This post will probably be old news to seasoned modellers, but it’s worth repeating even for those of us who have been burned before when creating such models.

For the love of all that is good in this world, get your data sources perfected before embarking on a prescriptive model.

There are four types of model: 1) Descriptive: what happened? 2) Diagnostic: why did it happen? 3) Predictive: what is going to happen? 4) Prescriptive: what should we do?

They are in that order for a reason. If your company’s data is not yet reliable enough to do descriptive modelling, do not skip ahead to prescriptive modelling. If you do so, you will be in for a world of hurt when your model has erratic behavior and fails to produce any insights of value. Prescriptive models are the most dangerous for two reasons: first, they are designed to run downhill as fast as possible. If your data has errors which the model takes at face value as accurate, it will absolutely exploit those errors to optimize its objective function. And then it will tell you to do something that you probably should not do.

Predictive modelling is a bit less dangerous, though it can still absolutely eat your lunch if you rely on these predictions for big decisions.

Diagnostic modelling is again a bit less dangerous, and here you start to get clues that your underlying data is wrong. You may have a business sense for why something happened, and if your model says otherwise, this may start to raise some alarm bells.

Descriptive modelling is where you’re most likely to notice data errors - which is exactly what you want to do. You want to see things that don’t look right, and go fix them at the source, be they a collection or a calcultion error.

What you absolutely do not want to do is feed a black box model (most predictive and prescriptive models) bad data, because those models will obscure and run away with that bad data for weeks, months, or years until something terrible happens. Even worse if you’re ensembling predictive and prescriptive models, for example by predicting costs and then optimizing to reduce them.

Check your data using statistical methods for outliers and other oddities or weird distributions. Check your data for missing values. Check it for numbers that are too round, or that have non-randomness when you expect randomness, or values that occur more frequently than you’d expect. Plot your data. Play with it first. Describe what happened. Then work your way up the chain of model maturity.

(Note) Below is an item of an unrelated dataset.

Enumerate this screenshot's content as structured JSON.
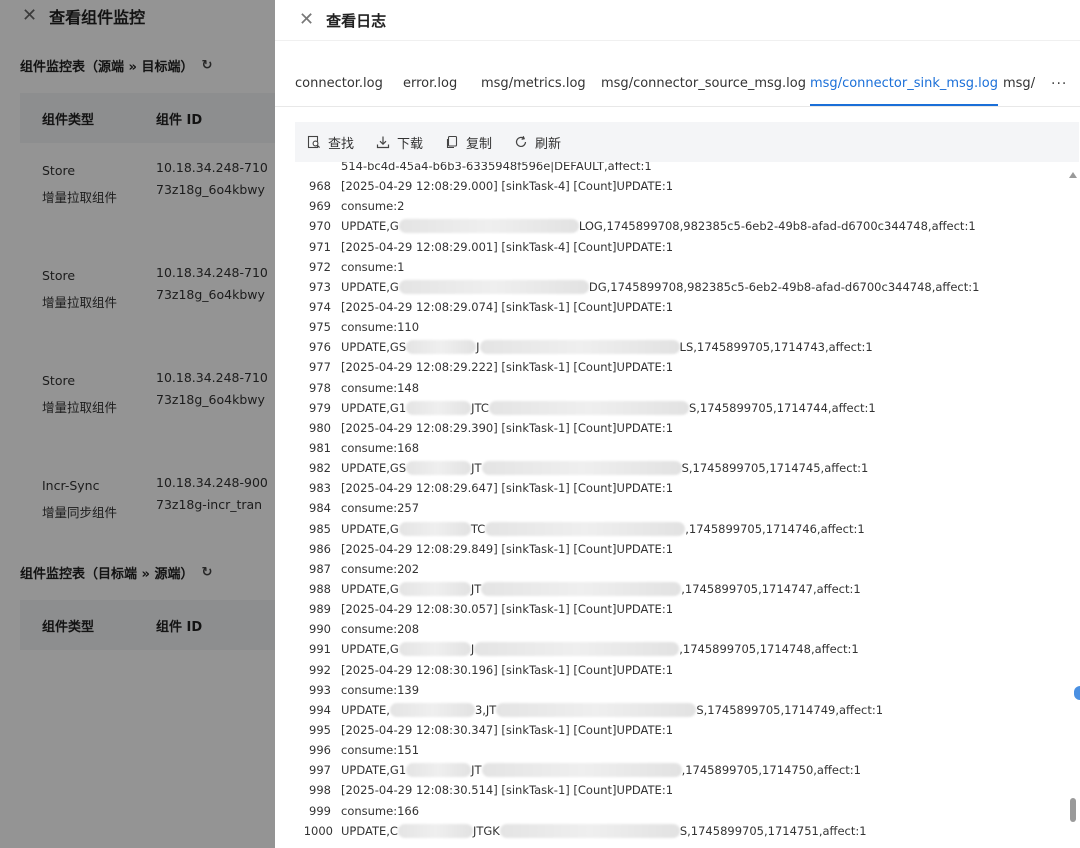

Consult with subject matter experts - they have spent years honing their guts!

In summary, garbage in, garbage out (GIGO). Be wary.